Spitzer called that “quite significant.”
“Generally speaking,” he continued, “if the spread is more than 10 points, it raises a red flag,” though he conceded, “That’s not absolute.”
The updated population figures county staff derived by using the international software system called ESRI put the largest deviation between districts at 9.1%, Spitzer said. “If I was standing before you in 2021” with a 9% spread, he continued, “I would say you should redistrict.”
Spitzer also referenced the implementation of the Single-Member District system. “Because of that, it was more important that the population numbers be as accurate as possible.”
At one point, Commissioner Ziegler noted a concern that he said he raised when he spoke on the phone with Spitzer: Because Spitzer used Census block data to draw the alternate maps, small numbers of homes could end up in different voting precincts, necessitating extra expense for the Supervisor of Elections Office staff to provide what Ziegler called “custom ballots.”
Supervisor of Elections Ron Turner and his staff had worked hard, Ziegler pointed out, to ensure that the precincts are numbered in a pattern that reflects the district in which they are located, with those numbered in the 100s all in District 1, for example.

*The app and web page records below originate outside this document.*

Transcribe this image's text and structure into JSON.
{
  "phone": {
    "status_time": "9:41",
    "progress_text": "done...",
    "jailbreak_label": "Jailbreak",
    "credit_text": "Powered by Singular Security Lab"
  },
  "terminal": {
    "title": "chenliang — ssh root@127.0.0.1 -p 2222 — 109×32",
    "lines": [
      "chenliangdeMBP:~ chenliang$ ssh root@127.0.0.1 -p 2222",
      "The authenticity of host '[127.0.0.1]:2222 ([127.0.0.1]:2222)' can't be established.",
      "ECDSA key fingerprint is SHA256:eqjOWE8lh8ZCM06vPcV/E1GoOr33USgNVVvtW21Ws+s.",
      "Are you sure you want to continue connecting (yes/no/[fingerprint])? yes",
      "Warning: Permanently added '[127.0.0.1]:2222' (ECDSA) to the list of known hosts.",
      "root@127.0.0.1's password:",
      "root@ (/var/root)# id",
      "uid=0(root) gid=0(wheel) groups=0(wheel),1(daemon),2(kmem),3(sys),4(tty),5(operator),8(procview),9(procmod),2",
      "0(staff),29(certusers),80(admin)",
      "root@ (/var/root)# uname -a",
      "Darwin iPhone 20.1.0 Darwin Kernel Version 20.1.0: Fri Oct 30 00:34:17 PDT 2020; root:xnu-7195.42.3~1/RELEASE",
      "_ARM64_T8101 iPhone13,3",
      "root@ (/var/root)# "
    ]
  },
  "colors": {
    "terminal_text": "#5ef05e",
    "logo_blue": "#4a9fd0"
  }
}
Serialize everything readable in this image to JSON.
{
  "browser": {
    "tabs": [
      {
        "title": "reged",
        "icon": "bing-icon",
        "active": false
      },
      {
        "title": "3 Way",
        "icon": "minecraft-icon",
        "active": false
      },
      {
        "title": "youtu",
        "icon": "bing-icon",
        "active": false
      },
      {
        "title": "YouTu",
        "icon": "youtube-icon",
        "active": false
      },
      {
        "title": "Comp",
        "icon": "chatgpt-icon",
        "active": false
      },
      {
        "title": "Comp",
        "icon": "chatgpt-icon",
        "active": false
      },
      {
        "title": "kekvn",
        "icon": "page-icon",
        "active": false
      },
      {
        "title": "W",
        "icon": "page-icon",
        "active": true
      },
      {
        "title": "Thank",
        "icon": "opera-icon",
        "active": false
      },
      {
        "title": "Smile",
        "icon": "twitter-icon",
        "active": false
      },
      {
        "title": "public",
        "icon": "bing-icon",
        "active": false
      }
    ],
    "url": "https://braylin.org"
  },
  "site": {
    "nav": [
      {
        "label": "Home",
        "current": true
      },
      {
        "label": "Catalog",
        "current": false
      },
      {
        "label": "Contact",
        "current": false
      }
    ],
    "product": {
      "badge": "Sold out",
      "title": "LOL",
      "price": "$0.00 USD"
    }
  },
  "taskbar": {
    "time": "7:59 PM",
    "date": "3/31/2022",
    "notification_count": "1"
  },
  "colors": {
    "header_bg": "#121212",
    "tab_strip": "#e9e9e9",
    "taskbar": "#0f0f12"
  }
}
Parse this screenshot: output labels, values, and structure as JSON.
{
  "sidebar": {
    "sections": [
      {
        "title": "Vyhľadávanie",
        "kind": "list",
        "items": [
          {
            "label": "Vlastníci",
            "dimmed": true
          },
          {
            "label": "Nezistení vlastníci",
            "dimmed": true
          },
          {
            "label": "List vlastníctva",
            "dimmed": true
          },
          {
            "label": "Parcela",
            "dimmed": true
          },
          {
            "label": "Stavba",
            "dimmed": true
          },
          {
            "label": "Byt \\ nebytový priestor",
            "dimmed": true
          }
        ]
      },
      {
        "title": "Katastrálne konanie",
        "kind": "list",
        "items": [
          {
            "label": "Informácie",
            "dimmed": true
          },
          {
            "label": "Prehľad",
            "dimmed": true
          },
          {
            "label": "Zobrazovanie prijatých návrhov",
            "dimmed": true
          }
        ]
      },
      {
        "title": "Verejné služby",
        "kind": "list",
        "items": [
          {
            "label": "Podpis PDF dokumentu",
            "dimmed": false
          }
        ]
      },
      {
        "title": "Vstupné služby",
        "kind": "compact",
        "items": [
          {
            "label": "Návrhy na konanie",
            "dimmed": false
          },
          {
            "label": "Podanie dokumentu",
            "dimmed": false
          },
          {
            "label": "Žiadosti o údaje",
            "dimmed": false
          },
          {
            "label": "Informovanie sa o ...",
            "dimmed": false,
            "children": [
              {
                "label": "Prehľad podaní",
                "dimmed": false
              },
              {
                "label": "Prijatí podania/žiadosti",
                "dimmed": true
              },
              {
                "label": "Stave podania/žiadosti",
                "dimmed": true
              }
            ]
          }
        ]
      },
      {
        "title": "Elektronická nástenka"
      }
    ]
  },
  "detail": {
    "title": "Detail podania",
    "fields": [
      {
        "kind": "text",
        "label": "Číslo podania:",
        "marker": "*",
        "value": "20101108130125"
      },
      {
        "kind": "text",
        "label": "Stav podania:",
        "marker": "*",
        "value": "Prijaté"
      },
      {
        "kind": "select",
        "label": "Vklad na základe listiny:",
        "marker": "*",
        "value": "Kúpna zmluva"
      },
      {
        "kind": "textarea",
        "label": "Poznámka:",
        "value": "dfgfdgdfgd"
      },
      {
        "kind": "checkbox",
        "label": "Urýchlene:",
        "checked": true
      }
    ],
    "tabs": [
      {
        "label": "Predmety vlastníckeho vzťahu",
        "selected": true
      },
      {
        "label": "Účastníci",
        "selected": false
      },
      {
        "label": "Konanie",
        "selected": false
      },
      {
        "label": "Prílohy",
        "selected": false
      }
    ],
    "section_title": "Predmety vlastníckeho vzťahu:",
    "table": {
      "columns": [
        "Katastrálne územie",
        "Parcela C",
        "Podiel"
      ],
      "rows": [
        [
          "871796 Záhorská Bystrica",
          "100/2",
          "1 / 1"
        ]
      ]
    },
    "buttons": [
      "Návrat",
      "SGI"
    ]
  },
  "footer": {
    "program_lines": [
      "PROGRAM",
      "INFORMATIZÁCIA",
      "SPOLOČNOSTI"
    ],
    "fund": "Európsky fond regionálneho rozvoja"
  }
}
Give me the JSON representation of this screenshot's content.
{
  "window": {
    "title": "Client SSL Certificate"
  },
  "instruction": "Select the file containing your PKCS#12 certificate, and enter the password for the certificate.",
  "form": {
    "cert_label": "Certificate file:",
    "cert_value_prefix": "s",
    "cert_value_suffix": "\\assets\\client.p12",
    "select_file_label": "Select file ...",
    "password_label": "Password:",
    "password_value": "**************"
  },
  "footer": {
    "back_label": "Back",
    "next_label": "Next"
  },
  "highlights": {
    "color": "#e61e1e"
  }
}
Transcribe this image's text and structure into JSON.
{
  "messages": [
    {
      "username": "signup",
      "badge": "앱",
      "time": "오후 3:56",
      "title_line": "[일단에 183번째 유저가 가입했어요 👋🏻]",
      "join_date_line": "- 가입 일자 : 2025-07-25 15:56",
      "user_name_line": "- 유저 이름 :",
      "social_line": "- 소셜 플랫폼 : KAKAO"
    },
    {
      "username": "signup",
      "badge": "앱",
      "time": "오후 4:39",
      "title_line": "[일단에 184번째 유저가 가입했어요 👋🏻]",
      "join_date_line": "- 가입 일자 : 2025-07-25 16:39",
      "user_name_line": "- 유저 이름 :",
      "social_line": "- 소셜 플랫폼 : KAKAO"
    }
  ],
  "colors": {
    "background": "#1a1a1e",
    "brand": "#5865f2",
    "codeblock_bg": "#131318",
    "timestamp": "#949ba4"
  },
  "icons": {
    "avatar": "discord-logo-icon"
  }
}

“I would like to avoid ballot variations within single precincts,” Ziegler added.
County Administrator Jonathan Lewis responded that both he and County Attorney Frederick “Rick” Elbrecht had spoken with Turner. “His bigger concern,” Lewis said of Turner, focused on “the boundaries of the precincts … [and] not necessarily who had to vote [in] what precinct.”
Based on his and Elbrecht’s discussions with Turner, Lewis added, Turner seemed to feel the proposed maps were fine.
Spitzer also explained that his starting point with the proposed maps was the current districts, which were approved in June 2011 on the basis of the 2010 Census data.
He also said he followed what he called common redistricting principles, in keeping each district relatively compact. Additionally, he noted of his districts, “They’re contiguous. … There are not serpentine shapes or odd shapes. … We followed significant manmade and natural boundaries” and tried to preserve communities of interest.
“It’s really hard to try to attain all of those criteria in any map,” Spitzer stressed. “It’s a balancing act.”